What in our day are the qualities of spirit that we want to emulate? Who do we want to be like when we grow up? What are the traits we admire today, and where do we find them? In sports figures? Movie and television characters? The celebrities who play them? Living and not living saints, sinners, comic book hero and cartoon characters display specific powers of spirit. Their stories are all about that. Personally, I think indigenous people, Native Americans in particular, were wise to recognize and adopt the qualities of animals, birds, reptiles and insects. They made great effort to observe their spirits so they could learn from them how to live in harmony with nature. Without the distractions of human personality, self-seeking, socialization and gamesmanship, the Great Spirit is more evident. Sometimes startlingly so. Just look in the eyes of a jaguar—or your dog or cat. What you’re seeing there is life perfected.
Harmony, when it appears, makes one feel as though one was getting a slight but thrilling intimation of, or even recognition of, a total perfection to which we all really belong.
An animal’s eyes have the power to speak a great language.

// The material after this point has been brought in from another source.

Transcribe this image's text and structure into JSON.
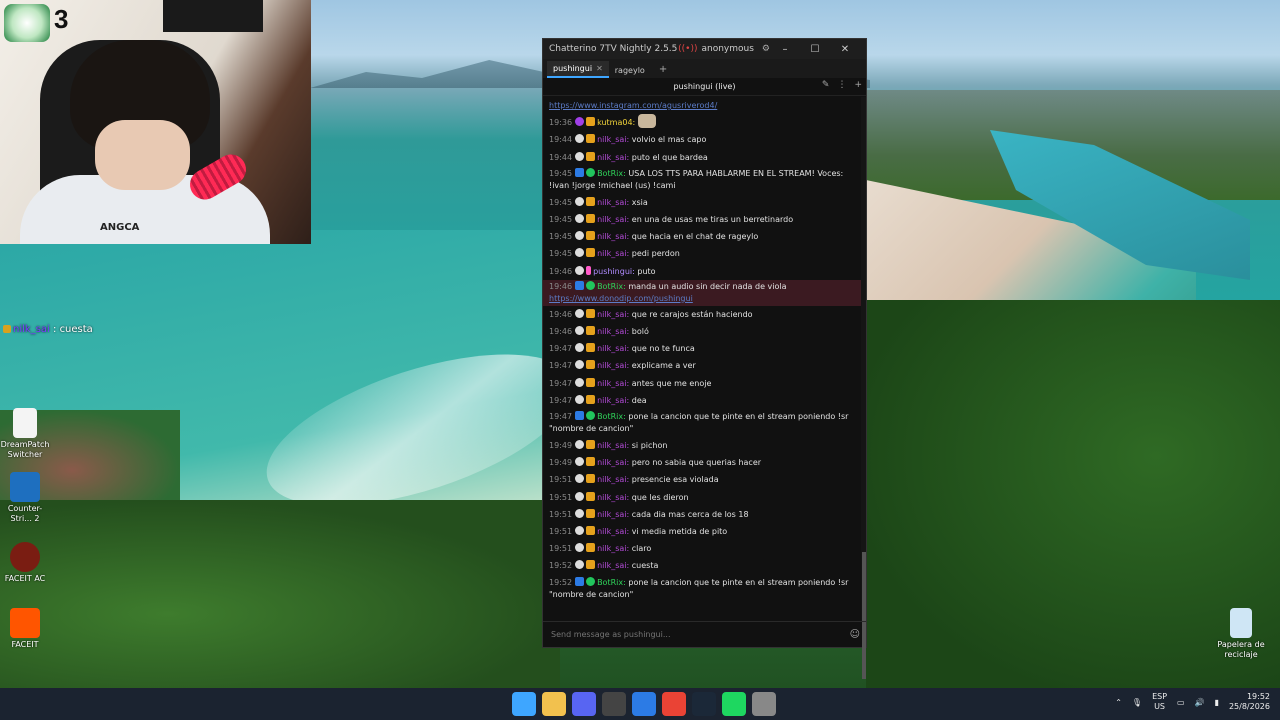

Until one has loved an animal a part of one’s soul remains unawakened.
Panthers and jaguars are close cousins genetically. Panthers have spots. Jaguars have florets with spots in the middle. Both can be black overall, but each will have the distinctive marking, just darker. The male and female that I photographed were young and medium-sized. I’ve seen pictures of jaguars that are nearly twice this size.
ABOUT THESE IMAGES
On line I discovered that the closest zoo that had jaguars was in Akron, Ohio. I wanted to shoot a cover for my second novel, Jaguar Wind and Waves, so I called ahead and they assured me that I could photograph two of them—close up but behind glass. Photographing animals through glass is never desirable, so I was pleasantly surprised when I arrived and was guided to the display by an administrator. The architect of the jaguar display was apparently someone who understood that people would want to take pictures of these beautiful animals without annoying reflections. So while the cats were outdoors with lots of vegetation, rocks and trees to climb on, we humans were behind clean glass with a fully enclosed and dark grotto surround us, eliminating reflections. What a delight!
I had the shot I wanted—of just the side of a jaguar to show the black florets—an hour after my arrival. But I was so taken by the jaguars and having so much fun photographing I stayed another day and made close to two hundred exposures. It has long been on my bucket list to pet a jaguar, but that wasn’t possible. Understandably.